This object is eligible for a Certificate of BADA Provenance
A beautiful German secessionist silver basket with glass liner. The original glass liner is very finely detailed and engraved with a design of rose flowers and leaves and has a star cut base. The glass liner is attributed to Moser.
The silver basket is very finely detailed with Glasgow Rose style flowers and stands on 4 shaped feet. The silver is marked with the German silver mark is stamped 800 and numbered 495. The makers mark is rubbed.
Eager to break or ‘secede’ from the conservative institutions that had dictated the direction of Austrian art for decades, the group of Artists who initiated the Vienna Secession in 1897 shared little stylistically, but were united by a desire to reinvigorate the traditions of Austria’s official academies.
To this end, the city’s creative class invited all sorts of new styles of expression to their city, including the Scottish architect, designer and artist Charles Rennie Mackintosh who by 1900 had established his own distinct style, drawing together influences from Japan, the Arts and Crafts Movement, and Glasgow to create a Scottish take on Art Nouveau.
At the eighth Secession exhibition, 3 November – 27 December 1900, Mackintosh was invited to create and display an entire room. The aim was to introduce to Vienna the work of some of the foremost designers in Europe.
The room designed by Mackintosh and his wife, was a great success and influenced other designers.
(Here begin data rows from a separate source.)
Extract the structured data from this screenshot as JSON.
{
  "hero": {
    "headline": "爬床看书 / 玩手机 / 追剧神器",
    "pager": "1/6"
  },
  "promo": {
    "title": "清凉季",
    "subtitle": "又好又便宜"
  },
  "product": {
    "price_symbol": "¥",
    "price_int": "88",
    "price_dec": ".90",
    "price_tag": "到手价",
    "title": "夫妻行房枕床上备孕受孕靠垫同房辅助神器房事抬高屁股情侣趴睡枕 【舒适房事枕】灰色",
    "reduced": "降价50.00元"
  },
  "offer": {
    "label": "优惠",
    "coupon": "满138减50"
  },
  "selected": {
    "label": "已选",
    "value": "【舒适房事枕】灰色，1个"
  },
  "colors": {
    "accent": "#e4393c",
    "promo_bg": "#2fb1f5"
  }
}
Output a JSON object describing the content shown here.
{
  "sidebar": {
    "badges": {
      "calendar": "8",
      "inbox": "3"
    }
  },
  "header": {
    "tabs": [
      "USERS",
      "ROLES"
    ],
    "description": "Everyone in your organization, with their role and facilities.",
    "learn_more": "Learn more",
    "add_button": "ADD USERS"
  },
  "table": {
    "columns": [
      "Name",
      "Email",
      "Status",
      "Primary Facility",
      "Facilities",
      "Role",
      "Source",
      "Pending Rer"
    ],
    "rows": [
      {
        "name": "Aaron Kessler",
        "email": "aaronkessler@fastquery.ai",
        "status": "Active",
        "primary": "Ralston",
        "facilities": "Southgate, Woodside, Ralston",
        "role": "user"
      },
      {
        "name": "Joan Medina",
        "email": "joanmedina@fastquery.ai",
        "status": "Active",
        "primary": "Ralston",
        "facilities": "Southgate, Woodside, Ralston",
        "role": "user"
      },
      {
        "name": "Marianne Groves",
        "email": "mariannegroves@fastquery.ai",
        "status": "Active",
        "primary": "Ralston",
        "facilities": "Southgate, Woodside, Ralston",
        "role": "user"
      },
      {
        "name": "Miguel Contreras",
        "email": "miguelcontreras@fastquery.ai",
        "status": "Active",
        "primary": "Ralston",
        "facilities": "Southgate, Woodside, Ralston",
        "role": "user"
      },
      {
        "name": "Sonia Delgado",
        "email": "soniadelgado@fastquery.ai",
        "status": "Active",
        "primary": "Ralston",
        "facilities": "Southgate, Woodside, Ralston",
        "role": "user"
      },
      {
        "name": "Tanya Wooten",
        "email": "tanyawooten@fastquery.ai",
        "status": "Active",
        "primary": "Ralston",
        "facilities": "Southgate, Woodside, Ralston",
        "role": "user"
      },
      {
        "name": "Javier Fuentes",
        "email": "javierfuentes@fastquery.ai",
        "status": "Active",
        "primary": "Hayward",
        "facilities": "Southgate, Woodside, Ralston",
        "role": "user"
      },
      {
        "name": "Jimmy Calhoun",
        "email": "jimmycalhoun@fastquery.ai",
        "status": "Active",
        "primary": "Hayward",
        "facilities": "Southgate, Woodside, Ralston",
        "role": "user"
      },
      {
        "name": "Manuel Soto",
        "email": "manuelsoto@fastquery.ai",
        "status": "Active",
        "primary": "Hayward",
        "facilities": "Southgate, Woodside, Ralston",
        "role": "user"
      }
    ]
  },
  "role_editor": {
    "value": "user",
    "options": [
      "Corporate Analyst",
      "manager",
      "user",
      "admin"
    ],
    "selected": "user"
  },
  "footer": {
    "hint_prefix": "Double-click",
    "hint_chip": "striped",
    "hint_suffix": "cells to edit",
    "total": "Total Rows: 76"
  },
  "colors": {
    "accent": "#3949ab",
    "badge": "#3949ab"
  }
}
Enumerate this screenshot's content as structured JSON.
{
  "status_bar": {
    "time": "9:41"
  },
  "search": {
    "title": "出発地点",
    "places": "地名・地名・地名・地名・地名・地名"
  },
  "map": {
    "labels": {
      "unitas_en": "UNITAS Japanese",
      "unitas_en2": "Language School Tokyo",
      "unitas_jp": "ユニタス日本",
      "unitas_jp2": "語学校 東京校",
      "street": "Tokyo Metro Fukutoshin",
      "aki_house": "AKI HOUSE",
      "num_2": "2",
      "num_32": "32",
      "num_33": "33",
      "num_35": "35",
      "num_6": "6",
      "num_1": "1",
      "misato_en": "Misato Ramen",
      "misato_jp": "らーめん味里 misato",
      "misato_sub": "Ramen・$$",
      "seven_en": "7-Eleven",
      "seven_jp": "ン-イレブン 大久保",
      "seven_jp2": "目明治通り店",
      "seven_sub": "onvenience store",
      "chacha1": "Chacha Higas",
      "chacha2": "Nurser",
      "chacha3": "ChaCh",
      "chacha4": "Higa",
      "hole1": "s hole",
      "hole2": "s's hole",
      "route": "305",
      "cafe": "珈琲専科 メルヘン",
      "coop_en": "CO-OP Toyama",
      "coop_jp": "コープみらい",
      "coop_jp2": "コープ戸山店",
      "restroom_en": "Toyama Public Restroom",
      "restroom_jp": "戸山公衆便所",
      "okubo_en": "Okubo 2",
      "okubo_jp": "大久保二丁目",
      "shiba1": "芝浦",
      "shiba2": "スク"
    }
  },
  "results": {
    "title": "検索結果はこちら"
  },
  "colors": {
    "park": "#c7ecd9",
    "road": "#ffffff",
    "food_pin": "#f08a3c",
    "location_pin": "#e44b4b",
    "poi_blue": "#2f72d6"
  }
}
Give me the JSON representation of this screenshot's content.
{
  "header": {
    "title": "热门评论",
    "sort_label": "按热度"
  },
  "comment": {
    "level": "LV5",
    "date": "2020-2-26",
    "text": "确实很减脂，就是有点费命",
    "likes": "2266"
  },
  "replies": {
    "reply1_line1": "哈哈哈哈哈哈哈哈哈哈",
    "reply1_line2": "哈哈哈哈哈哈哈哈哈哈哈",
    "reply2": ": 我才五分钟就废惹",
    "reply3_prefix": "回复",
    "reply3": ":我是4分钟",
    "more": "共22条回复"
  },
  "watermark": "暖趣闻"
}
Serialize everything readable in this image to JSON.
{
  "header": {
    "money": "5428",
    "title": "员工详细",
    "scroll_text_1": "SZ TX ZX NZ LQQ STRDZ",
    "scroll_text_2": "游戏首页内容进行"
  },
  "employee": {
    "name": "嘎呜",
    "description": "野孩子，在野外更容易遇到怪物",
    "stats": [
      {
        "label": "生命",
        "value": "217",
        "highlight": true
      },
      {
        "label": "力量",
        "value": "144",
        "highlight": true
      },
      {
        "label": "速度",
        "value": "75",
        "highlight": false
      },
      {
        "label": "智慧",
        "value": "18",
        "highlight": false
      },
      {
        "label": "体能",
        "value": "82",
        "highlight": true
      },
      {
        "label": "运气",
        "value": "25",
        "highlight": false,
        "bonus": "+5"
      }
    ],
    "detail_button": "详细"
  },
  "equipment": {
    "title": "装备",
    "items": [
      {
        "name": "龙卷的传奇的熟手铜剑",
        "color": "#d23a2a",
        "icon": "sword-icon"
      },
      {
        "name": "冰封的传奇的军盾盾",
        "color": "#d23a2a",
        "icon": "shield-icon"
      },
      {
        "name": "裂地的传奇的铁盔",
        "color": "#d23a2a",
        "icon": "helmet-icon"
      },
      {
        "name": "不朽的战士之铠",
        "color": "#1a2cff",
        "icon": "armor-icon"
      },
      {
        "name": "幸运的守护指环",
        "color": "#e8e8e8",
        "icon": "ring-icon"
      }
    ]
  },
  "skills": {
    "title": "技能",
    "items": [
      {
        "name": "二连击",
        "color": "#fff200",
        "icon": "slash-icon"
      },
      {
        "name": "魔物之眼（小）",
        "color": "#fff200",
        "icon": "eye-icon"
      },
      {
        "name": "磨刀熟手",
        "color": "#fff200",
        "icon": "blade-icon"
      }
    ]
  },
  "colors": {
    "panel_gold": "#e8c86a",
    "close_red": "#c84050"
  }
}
Mackintosh’s work won admiration from the exhibition organisers.
Secessionist artists designers and architects such as Josef Hoffmann and Koloman Moser all went on to acknowledge some debt to the prevailing Glasgow School, created by Mackintosh and co.
In 1902, Hoffmann – creator of Austria’s Sanatorium Purkersdorf and the proto-modernist Kubus chair – travelled to Glasgow specially in order to see Mackintosh.
Date – c 1900-1905